Grape or place on the label?
Author: Berry Bros. & Rudd
The red wines from Chinon and Bourgueil are made from Cabernet Franc but they don’t often say so: the names of the area and the grower are prominent. Today, the wine laws allow the label to name the grape as well. Until recently, it was actually forbidden for most Appellation d’Origine Contrôlée (AOC) wines, but it is still not common.
The reason for this is buried deep in the French wine laws. The whole point of the laws is to defend authenticity. The wine producer needs protection against fraudulent use of his or her identity. As everywhere, the law comes down hard on those who pretend their wine is someone else’s – stealing the ID of, say, Château X.
In France (and nearly all wine countries have followed France down this road) the law goes further. It recognises that Bourgueil, for example, is a valuable name: wine from there is highly thought-of, and the name on the label commands a higher price than wine from lesser villages. A wine from Bourgueil must, if it is to carry the coveted name, stick to the rules as laid down in the AOC regulations. This of course protects the consumer as well as the producer.
The main points the French rules cover are:
- Origin: the grapes must be from a specific area
- Grapes: each AOC sets out which varieties can be grown, and all others are forbidden
- Yield: only so much wine can be made from each hectare of vines
- Vintage: 85 per cent of the wine must come from the year stated
Many AOC rules go further into details like pruning, picking dates and bottling. Some wine zones also taste and appraise wines. But the big four are those noted above.
So you can be pretty certain that a French wine with AOC/Appellation Contrôlée on the label is what it says it is. And that the grapes are grown, and the wine made, to an approved “recipe”.
Broadly put, an AOC guarantees origin, not quality. The reputation of the producer is all-important: within the rules, there’s wide scope for some winemakers to make splendid wine and others to turn out boring, indifferent bottles. Both will have the appellation on the label, but within every appellation some vineyards are better than others – and the bigger the wine zone the wider the variation.
The law sets the minimum standards: it does not – cannot – guarantee excellence. Finding that is down to you the consumer and your wine merchant.
Who made the rules?
The Italians, more particularly the Tuscans, say they thought of it first… In 1716 the Duke of Tuscany made a law stating which villages Chianti could come from. The list of top vineyards in Tokaji, Hungary, dates from a royal decree of 1737. In Portugal, lawmakers set out the borders of the Port country in 1756. French wine districts began to define their zones at the end of the 19th century, and the French national AOC system dates from 1935.

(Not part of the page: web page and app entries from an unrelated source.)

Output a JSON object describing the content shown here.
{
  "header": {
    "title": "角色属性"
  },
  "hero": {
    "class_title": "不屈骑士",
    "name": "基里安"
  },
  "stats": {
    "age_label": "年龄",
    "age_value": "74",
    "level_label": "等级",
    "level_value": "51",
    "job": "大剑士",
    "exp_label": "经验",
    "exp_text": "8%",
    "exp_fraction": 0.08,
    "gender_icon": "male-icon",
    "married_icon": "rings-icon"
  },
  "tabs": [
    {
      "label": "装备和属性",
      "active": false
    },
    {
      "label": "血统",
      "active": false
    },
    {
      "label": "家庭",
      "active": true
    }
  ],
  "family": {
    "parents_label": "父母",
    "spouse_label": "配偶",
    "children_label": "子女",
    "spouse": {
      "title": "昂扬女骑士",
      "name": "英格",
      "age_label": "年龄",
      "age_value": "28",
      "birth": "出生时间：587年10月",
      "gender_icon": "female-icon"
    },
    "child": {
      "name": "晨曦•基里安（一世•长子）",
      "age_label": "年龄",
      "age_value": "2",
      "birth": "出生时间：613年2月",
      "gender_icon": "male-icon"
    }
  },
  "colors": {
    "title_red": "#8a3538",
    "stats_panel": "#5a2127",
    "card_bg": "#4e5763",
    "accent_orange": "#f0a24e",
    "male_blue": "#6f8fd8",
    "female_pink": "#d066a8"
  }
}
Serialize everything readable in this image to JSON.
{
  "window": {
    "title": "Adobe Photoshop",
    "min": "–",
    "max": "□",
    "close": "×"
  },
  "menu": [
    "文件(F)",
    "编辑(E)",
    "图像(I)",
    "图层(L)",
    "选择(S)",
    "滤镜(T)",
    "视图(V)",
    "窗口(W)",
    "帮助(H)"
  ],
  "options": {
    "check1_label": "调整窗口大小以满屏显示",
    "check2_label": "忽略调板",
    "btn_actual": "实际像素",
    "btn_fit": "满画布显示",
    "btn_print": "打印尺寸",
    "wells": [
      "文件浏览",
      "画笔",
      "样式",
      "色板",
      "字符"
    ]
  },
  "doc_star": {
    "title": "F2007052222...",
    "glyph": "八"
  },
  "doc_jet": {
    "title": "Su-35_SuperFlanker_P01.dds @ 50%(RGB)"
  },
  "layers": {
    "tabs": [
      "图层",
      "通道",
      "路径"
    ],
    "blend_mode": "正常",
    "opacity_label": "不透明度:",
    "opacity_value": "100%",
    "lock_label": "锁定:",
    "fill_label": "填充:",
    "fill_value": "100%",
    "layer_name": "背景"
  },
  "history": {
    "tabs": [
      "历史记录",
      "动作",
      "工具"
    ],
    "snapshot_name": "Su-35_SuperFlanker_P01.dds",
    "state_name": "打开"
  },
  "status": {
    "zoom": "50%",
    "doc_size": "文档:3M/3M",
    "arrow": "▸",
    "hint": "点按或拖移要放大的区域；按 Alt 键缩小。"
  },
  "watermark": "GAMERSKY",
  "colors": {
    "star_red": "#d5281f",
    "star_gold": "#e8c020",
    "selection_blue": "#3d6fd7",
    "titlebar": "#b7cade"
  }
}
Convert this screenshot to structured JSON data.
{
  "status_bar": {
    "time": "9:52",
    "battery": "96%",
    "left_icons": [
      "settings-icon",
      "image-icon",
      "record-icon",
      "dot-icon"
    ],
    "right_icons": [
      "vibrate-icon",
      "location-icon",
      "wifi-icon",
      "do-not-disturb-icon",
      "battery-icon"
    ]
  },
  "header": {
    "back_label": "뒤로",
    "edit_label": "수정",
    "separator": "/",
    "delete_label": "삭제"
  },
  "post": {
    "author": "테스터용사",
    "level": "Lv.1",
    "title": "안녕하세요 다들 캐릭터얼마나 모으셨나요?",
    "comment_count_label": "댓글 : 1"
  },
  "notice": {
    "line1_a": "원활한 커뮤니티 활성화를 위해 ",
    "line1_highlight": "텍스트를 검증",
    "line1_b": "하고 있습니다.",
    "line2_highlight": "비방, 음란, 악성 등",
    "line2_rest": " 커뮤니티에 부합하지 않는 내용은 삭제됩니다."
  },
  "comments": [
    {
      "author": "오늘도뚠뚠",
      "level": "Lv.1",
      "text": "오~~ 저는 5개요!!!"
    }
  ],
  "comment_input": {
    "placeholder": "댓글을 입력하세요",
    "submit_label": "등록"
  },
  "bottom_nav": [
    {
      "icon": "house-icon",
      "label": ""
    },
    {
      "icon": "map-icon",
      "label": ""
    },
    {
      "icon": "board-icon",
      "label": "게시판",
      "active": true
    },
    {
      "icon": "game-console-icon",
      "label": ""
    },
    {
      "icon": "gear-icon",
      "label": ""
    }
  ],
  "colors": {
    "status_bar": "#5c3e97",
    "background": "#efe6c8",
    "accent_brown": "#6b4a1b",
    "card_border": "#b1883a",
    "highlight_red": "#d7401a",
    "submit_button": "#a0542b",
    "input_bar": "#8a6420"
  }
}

… and how to get round them
Does authentic mean old-fashioned? Critics of the French (and other nations’) quality-wine systems complain that the rules set wines in stone: you have to make your wine the way your grandfather did, and experiments with new grapes or techniques are forbidden. In truth, there are ways for a freethinking winemaker to sidestep the rules – for instance by “demoting” their wines to the lesser, but freer, quality level formerly known as Vins de Pays (in modern Euro-speak, Indication Géographique Protégée or IGP) and build a reputation unfettered by the terms of the local AOC.
These acronyms can get confusing…
AOP – Appellation d’Origine Protégée – is the updated term for AOC in the 2009 European Union wine law reforms. You’ll see either AOP or AOC on the label.
IGP – Indication Géographique Protégée – replaces Vin de Pays.